### Extracted information

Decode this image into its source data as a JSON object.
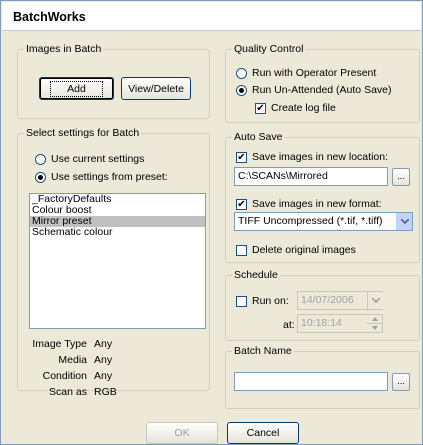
{
  "window": {
    "title": "BatchWorks"
  },
  "images_in_batch": {
    "legend": "Images in Batch",
    "add_label": "Add",
    "view_delete_label": "View/Delete"
  },
  "quality_control": {
    "legend": "Quality Control",
    "operator_label": "Run with Operator Present",
    "unattended_label": "Run Un-Attended (Auto Save)",
    "selected": "unattended",
    "create_log_label": "Create log file",
    "create_log_checked": true
  },
  "settings": {
    "legend": "Select settings for Batch",
    "use_current_label": "Use current settings",
    "use_preset_label": "Use settings from preset:",
    "selected": "preset",
    "presets": [
      "_FactoryDefaults",
      "Colour boost",
      "Mirror preset",
      "Schematic colour"
    ],
    "selected_preset": "Mirror preset",
    "info": [
      {
        "key": "Image Type",
        "value": "Any"
      },
      {
        "key": "Media",
        "value": "Any"
      },
      {
        "key": "Condition",
        "value": "Any"
      },
      {
        "key": "Scan as",
        "value": "RGB"
      }
    ]
  },
  "auto_save": {
    "legend": "Auto Save",
    "save_location_label": "Save images in new location:",
    "save_location_checked": true,
    "location_value": "C:\\SCANs\\Mirrored",
    "browse_label": "...",
    "save_format_label": "Save images in new format:",
    "save_format_checked": true,
    "format_value": "TIFF Uncompressed (*.tif, *.tiff)",
    "delete_label": "Delete original images",
    "delete_checked": false
  },
  "schedule": {
    "legend": "Schedule",
    "run_on_label": "Run on:",
    "run_on_checked": false,
    "date_value": "14/07/2006",
    "at_label": "at:",
    "time_value": "10:18:14"
  },
  "batch_name": {
    "legend": "Batch Name",
    "value": "",
    "browse_label": "..."
  },
  "footer": {
    "ok_label": "OK",
    "cancel_label": "Cancel"
  },
  "icons": {
    "check": "checkmark-icon",
    "dropdown": "chevron-down-icon",
    "spin_up": "spin-up-icon",
    "spin_down": "spin-down-icon"
  }
}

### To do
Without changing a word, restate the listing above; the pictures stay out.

### Response
Decode this image into its source data as a JSON object.
{
  "window": {
    "title": "BatchWorks"
  },
  "images_in_batch": {
    "legend": "Images in Batch",
    "add_label": "Add",
    "view_delete_label": "View/Delete"
  },
  "quality_control": {
    "legend": "Quality Control",
    "operator_label": "Run with Operator Present",
    "unattended_label": "Run Un-Attended (Auto Save)",
    "selected": "unattended",
    "create_log_label": "Create log file",
    "create_log_checked": true
  },
  "settings": {
    "legend": "Select settings for Batch",
    "use_current_label": "Use current settings",
    "use_preset_label": "Use settings from preset:",
    "selected": "preset",
    "presets": [
      "_FactoryDefaults",
      "Colour boost",
      "Mirror preset",
      "Schematic colour"
    ],
    "selected_preset": "Mirror preset",
    "info": [
      {
        "key": "Image Type",
        "value": "Any"
      },
      {
        "key": "Media",
        "value": "Any"
      },
      {
        "key": "Condition",
        "value": "Any"
      },
      {
        "key": "Scan as",
        "value": "RGB"
      }
    ]
  },
  "auto_save": {
    "legend": "Auto Save",
    "save_location_label": "Save images in new location:",
    "save_location_checked": true,
    "location_value": "C:\\SCANs\\Mirrored",
    "browse_label": "...",
    "save_format_label": "Save images in new format:",
    "save_format_checked": true,
    "format_value": "TIFF Uncompressed (*.tif, *.tiff)",
    "delete_label": "Delete original images",
    "delete_checked": false
  },
  "schedule": {
    "legend": "Schedule",
    "run_on_label": "Run on:",
    "run_on_checked": false,
    "date_value": "14/07/2006",
    "at_label": "at:",
    "time_value": "10:18:14"
  },
  "batch_name": {
    "legend": "Batch Name",
    "value": "",
    "browse_label": "..."
  },
  "footer": {
    "ok_label": "OK",
    "cancel_label": "Cancel"
  },
  "icons": {
    "check": "checkmark-icon",
    "dropdown": "chevron-down-icon",
    "spin_up": "spin-up-icon",
    "spin_down": "spin-down-icon"
  }
}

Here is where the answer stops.